We assume that each doctor has the capacity to treat 12 hospitalised COVID-19 patients . Thus, we arrive at a capacity constraint of treating 110,850 patients in Scenario 1; 554,249 patients in Scenario 2 and 1,108,499 patients in Scenario 3. Comparing our projections of hospitalised patients following the seven-day cycle with these capacity constraints, we conclude that India will reach the capacity constraint for doctors between May 14-21, 2020 under Scenario 1, between June 4-11, 2020 for Scenario 2, June 11-18, 2020, for Scenario 3.
We also provide results for alternate situations where we assume that the doubling of cases doesn’t slow down and follows a three-day cycle or a five-day cycle.
If we look at state-wise variation, different states will hit their capacity constraint in terms of doctors available to treat COVID-19 patients at different points of time. For example, Kerala with the highest number of COVID-19 patients as of now will be stretched in terms of doctor capacity by May 7, under Scenario-1. A similar analysis for Maharashtra, Karnataka & Uttar Pradesh reveals that doctors will be overburdened by May 21 (under Scenario-1) due to rising number of people who will require hospitalisation for treatment of COVID-19. In the short run, doctors from other specialities can also be mobilised to treat COVID-19 patients. To account for that, we have modelled two additional scenarios where 5% and 10% of doctors are treating COVID-19 patients. In fact, NITI Aayog has recently published a call for doctors to volunteer to treat COVID-19 patients .
Admittedly, the number of qualified trained doctors cannot be increased in the short-run. A complementary policy would be to train paramedical workers to conduct less skill-intensive tasks like routine check-ups, blood pressure monitoring etc., to take some of the load off the trained doctors. Unfortunately, COVID-19 pandemic does not stop patients suffering from other ailments from needing hospitalisation or even outpatient healthcare services. During this time, more patients, especially non-urgent ones, should be encouraged to use telemedicine services as much as possible. In this regard, NITI Aayog has recently published guidelines for practitioners to provide healthcare using telemedicine .
 Ministry of Health and Family Welfare, cases as of 26.03.2020 at 3PM. https://www.mohfw.gov.in/
 BusinessToday article: https://www.businesstoday.in/sectors/auto/coronavirus-mahindra-maruti-ventilator-production-plan-reminds-of-world-war-ii/story/399302.html
 We have taken 15% as the projected hospitalisation rate for India. This number is 20% for China, where the older population was affected disproportionately higher. (Wu, Z., & McGoogan, J. M. (2020) “Characteristics of and important lessons from the coronavirus disease 2019 (COVID-19) outbreak in China: Summary of a report of 72,314 cases from the Chinese Center for Disease Control and Prevention.” JAMA).

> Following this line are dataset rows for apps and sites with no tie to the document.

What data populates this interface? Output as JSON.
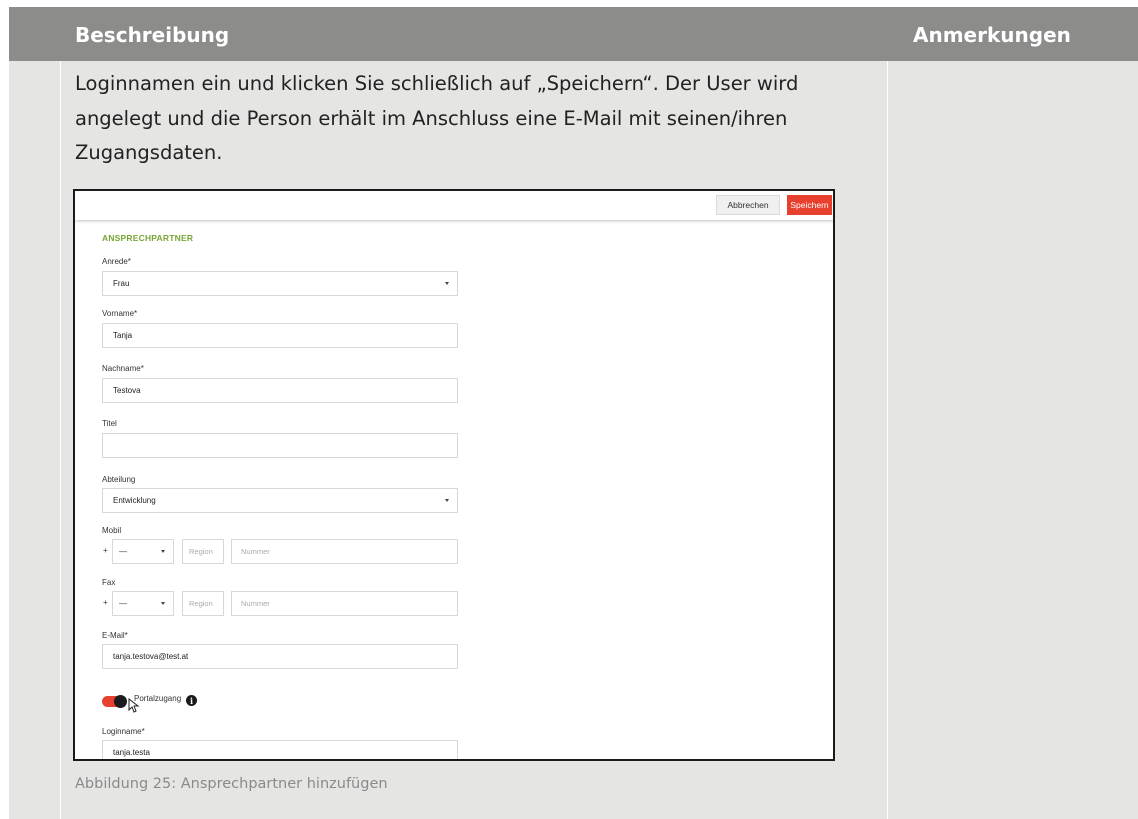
{
  "table": {
    "header_description": "Beschreibung",
    "header_notes": "Anmerkungen"
  },
  "paragraph": "Loginnamen ein und klicken Sie schließlich auf „Speichern“. Der User wird angelegt und die Person erhält im Anschluss eine E-Mail mit seinen/ihren Zugangsdaten.",
  "screenshot": {
    "cancel_label": "Abbrechen",
    "save_label": "Speichern",
    "section_title": "ANSPRECHPARTNER",
    "anrede_label": "Anrede*",
    "anrede_value": "Frau",
    "vorname_label": "Vorname*",
    "vorname_value": "Tanja",
    "nachname_label": "Nachname*",
    "nachname_value": "Testova",
    "titel_label": "Titel",
    "titel_value": "",
    "abteilung_label": "Abteilung",
    "abteilung_value": "Entwicklung",
    "mobil_label": "Mobil",
    "fax_label": "Fax",
    "plus": "+",
    "country_code_value": "—",
    "region_placeholder": "Region",
    "nummer_placeholder": "Nummer",
    "email_label": "E-Mail*",
    "email_value": "tanja.testova@test.at",
    "portal_label": "Portalzugang",
    "portal_enabled": true,
    "info_icon_glyph": "i",
    "loginname_label": "Loginname*",
    "loginname_value": "tanja.testa",
    "accent_color": "#e8402e",
    "section_color": "#7aa536"
  },
  "caption": "Abbildung 25: Ansprechpartner hinzufügen"
}
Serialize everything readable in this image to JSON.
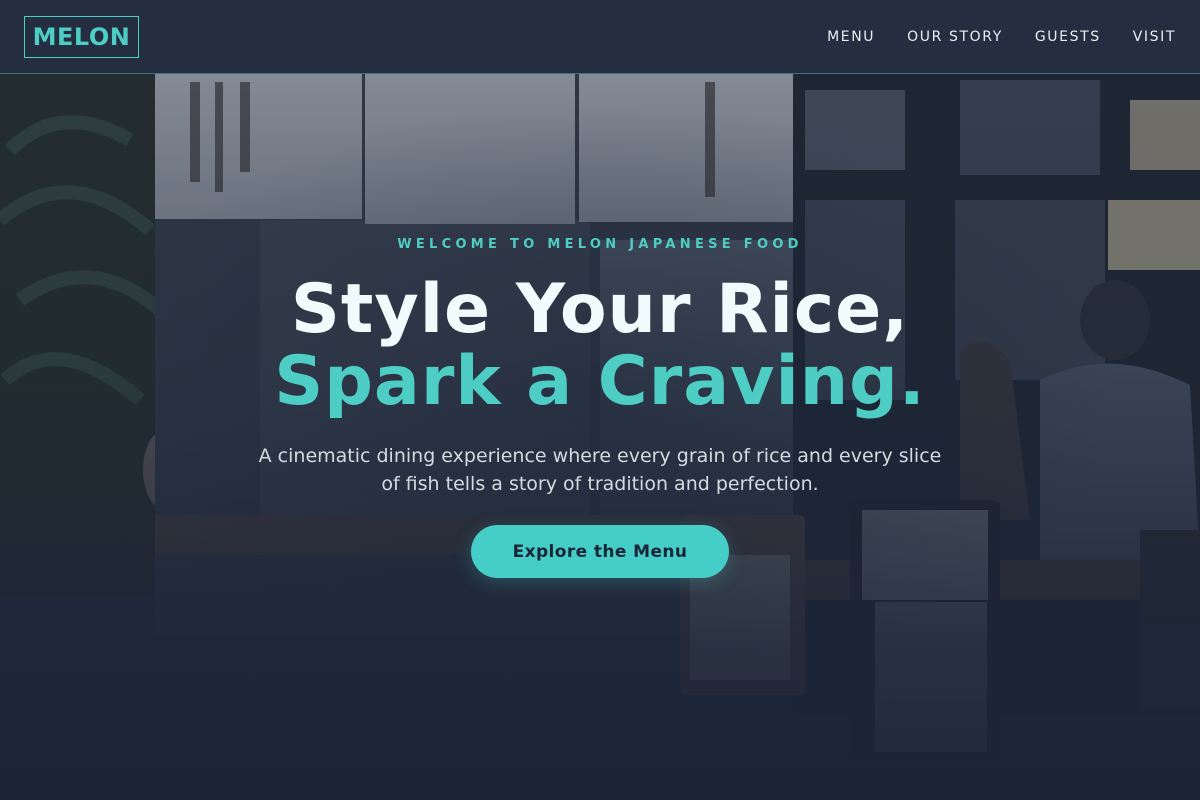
{
  "brand": {
    "logo_text": "MELON",
    "accent_color": "#4ecdc4"
  },
  "nav": {
    "items": [
      {
        "label": "MENU"
      },
      {
        "label": "OUR STORY"
      },
      {
        "label": "GUESTS"
      },
      {
        "label": "VISIT"
      }
    ]
  },
  "hero": {
    "eyebrow": "WELCOME TO MELON JAPANESE FOOD",
    "headline_line1": "Style Your Rice,",
    "headline_line2": "Spark a Craving.",
    "subtitle": "A cinematic dining experience where every grain of rice and every slice of fish tells a story of tradition and perfection.",
    "cta_label": "Explore the Menu",
    "background": "restaurant storefront photo with noren curtains"
  }
}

 Karnataka’s Corona Task Force highlighted the need for 800 doctors to treat 9600 ICU patients (1 doctor per 12 patients). Anecdotal evidence also suggests that 10-15 patients are looked after by a single doctor. https://www.newindianexpress.com/states/karnataka/2020/mar/25/state-needs-to-gird-up-for-80k–cases-needs-4800-ventilators-2121251.html